Determine the number of lines in the listing that include the string "title"; the reply consists of that number only.
◇ ◇ ◇ ◇ ◇ ◇ ◇
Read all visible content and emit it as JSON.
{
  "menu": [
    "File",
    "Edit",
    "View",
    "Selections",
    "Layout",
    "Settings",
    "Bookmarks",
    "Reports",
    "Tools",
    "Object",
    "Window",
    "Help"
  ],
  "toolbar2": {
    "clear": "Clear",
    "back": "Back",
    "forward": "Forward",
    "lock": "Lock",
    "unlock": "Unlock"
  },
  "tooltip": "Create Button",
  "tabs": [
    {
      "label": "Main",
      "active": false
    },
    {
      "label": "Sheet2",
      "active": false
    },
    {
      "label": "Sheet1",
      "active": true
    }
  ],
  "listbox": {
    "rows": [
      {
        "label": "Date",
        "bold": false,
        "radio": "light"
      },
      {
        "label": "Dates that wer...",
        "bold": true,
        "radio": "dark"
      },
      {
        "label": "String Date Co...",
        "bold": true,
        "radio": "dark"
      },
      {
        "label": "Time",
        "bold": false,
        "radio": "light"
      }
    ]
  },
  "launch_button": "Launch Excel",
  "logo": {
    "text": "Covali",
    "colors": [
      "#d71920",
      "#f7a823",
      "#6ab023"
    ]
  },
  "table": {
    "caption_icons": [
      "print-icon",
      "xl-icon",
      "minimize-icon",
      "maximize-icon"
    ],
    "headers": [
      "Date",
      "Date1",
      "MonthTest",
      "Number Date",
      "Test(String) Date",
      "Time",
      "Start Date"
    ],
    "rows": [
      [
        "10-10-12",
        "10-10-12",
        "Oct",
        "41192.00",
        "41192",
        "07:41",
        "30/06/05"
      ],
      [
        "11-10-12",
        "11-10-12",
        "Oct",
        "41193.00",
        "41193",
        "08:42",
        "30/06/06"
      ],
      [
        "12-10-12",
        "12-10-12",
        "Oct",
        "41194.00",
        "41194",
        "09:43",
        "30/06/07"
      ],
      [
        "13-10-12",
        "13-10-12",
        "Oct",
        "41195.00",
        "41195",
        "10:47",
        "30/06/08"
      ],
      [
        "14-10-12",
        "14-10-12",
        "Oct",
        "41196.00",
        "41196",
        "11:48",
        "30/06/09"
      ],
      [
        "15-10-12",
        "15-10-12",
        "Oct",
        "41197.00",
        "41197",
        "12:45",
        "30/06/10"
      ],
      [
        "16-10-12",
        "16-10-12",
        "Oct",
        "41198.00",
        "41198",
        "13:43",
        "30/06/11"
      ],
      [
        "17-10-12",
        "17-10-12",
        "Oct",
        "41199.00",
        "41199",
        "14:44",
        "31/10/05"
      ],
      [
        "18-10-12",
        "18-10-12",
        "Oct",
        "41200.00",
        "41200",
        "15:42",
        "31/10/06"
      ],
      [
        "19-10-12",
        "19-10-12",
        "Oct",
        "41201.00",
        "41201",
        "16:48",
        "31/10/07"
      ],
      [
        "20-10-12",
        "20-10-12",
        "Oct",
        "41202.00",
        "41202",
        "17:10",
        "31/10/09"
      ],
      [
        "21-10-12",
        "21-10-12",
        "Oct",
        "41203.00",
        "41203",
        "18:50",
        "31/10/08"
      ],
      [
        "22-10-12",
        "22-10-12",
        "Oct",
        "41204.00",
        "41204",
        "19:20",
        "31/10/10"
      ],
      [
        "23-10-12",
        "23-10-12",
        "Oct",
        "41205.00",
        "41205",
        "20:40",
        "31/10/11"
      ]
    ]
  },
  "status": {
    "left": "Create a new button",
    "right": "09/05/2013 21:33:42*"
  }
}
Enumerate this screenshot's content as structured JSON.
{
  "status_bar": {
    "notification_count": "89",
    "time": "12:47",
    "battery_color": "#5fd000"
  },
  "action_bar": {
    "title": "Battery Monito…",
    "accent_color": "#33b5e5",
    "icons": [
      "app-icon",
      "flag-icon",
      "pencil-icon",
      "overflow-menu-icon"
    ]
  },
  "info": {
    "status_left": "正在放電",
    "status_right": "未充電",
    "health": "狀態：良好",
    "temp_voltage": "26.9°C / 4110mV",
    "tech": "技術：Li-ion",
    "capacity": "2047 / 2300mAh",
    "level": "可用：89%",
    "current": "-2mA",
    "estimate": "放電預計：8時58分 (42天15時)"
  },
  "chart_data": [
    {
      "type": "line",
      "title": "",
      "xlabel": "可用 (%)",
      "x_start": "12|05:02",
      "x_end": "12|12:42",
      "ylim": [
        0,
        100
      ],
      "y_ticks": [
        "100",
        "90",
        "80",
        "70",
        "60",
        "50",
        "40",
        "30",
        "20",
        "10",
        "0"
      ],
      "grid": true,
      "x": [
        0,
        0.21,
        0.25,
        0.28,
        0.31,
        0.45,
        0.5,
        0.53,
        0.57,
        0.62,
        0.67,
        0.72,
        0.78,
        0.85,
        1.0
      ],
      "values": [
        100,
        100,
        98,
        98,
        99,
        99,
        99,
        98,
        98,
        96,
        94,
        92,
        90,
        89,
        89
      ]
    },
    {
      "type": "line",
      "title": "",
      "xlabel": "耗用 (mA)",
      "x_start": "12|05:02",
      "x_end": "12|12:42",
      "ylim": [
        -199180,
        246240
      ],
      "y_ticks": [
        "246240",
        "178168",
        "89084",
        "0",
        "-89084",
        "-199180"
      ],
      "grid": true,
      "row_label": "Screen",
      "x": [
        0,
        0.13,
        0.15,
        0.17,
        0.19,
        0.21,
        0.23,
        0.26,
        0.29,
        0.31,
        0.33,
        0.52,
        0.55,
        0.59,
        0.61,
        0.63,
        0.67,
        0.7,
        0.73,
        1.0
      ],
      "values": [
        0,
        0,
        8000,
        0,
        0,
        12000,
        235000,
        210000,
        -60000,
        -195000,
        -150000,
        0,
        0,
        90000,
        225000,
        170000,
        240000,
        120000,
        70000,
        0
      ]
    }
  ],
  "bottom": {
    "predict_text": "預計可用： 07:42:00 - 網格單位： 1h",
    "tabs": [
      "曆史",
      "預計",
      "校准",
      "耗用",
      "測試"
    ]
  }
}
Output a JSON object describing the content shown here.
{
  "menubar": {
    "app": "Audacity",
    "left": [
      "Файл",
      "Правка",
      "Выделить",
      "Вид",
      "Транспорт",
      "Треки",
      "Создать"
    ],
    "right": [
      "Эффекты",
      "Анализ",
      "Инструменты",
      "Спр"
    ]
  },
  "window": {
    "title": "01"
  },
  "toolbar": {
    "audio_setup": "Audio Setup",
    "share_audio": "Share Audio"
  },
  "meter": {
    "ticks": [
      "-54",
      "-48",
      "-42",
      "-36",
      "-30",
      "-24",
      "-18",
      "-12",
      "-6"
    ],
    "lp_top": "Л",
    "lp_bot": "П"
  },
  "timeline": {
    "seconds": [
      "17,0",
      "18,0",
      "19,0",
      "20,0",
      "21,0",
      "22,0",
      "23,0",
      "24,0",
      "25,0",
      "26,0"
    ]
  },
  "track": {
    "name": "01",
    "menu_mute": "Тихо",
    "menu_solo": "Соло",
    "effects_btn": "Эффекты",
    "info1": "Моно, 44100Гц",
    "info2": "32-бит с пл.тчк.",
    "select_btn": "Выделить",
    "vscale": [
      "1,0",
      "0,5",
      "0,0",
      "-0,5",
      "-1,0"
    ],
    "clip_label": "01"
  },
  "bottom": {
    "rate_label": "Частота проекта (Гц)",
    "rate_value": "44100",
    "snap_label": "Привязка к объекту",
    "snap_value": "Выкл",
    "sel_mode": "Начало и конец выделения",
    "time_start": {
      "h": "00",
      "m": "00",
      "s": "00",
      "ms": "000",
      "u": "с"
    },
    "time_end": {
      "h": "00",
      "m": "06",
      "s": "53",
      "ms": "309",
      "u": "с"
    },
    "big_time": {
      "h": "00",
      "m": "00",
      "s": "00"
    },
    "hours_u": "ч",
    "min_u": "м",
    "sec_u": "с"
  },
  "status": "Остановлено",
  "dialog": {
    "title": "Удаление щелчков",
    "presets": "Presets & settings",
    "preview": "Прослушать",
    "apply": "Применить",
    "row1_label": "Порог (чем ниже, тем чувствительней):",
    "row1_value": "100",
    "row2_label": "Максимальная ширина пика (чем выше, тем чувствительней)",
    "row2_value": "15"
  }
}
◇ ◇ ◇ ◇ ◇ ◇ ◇
### Answer section
5